|Date founded||November 2013|
|Type of site||Blogging|
FiM Music is a site created by Freewave and a large group of brony musicians, and designed to work as a music site and blog. It is designed to be a site for brony music news, reviews, interviews, and other regular features. It is also run as a companion site for My Little Remix and the Brony Musician Directory. It has jokingly been referred as "Pitchfork for Ponies" and it features a deeper music focus and regular features to indicate that type of a style for the site.

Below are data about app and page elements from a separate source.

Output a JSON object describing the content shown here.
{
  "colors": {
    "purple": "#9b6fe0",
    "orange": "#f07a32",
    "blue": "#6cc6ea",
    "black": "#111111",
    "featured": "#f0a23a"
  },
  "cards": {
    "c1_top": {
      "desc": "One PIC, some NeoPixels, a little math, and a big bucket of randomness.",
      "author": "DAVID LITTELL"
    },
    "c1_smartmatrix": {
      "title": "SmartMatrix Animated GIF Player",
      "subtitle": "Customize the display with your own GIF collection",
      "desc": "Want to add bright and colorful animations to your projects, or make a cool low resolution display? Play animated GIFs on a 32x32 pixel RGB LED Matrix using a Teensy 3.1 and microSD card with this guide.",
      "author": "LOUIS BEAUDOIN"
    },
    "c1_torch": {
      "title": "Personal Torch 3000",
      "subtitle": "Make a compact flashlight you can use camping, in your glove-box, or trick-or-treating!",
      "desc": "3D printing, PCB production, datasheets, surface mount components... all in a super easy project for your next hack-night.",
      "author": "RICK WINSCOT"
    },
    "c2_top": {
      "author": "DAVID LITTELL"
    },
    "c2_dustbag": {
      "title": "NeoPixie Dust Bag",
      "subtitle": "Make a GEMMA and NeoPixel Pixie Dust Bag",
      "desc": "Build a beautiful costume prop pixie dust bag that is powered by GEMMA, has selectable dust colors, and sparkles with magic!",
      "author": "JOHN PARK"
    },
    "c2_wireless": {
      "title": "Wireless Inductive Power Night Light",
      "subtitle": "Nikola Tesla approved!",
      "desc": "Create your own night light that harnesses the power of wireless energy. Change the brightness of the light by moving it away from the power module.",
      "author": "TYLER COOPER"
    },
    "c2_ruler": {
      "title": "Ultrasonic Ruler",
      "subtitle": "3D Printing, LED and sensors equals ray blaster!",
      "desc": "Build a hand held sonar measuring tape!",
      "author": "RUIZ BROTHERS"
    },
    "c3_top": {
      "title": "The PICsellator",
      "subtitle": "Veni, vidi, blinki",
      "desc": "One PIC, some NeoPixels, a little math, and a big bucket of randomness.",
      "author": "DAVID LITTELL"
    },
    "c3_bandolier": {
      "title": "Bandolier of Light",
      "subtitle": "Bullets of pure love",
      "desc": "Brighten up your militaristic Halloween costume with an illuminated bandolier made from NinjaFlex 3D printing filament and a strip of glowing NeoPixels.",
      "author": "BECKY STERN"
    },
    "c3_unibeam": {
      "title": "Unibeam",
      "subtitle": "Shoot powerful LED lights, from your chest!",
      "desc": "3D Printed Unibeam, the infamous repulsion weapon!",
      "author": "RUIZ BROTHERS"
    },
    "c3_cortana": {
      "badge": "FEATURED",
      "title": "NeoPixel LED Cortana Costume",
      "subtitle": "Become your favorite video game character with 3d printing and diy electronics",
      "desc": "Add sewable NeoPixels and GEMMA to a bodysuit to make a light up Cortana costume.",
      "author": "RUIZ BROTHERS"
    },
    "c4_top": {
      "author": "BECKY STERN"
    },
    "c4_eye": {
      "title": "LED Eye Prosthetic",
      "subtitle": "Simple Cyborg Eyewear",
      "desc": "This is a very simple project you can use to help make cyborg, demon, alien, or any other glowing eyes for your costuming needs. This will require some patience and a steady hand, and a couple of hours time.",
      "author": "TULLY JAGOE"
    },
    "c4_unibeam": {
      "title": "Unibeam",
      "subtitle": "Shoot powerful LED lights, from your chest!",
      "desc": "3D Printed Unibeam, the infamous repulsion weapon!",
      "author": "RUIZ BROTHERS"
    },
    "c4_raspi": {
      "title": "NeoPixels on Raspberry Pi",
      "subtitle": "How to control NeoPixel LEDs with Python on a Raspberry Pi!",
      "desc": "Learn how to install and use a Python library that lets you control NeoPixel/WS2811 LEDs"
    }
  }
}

The idea of the site was created on my Little Remix after a series of conversations about the downward trajectory of the once thriving music scene. It was thought of as a way to get to know up-and-coming musicians, highlight music that was undervalued and undiscovered, and broadcast event albums and conversations that were being done on MLR. It was designed as a way for musicians to feel they could recognize their peers, be used as a community blog, and signal boost small or independent events and projects. Its use of tumblr's social advantages, tagging, and regular features gave it a style that was a bit different then other other blogs (that were not solely music-focused). It quickly sported a variety of active and inactive staff members and also encourages guest opinions and reblogs. It was designed to blog developments on the My Little Remix forum and for a deeper musical news not seen on the Brony Musician Directory.
FiMM has conducted several interviews via Skype, which were later made into YouTube videos. These have included Evdog, 4everfreebrony, and Jeff Burgess during the first three installments. These are planned to be an ongoing weekly feature of the site. These were modeled to be extensions of the Brony Musician Directory's initial two interviews (with Eurobeat Brony and Stars in Autumn) and feature the same template and design.
Initial criticism on My Little Remix became quite vocal during its setup phase. Some argued that brony music was a fad that was naturally dying out; others pointed to a lack of a clear concept of the site and finally to the very narrow musical audience (musicians and those who embrace the current wave of brony music) that would be needed to pursue such a site. The site did officially open in early December despite many concerns being raised and with some changes in scope implemented. It remains unclear how large the site will grow, if it will be sustainable, and if it will be embraced by the music community.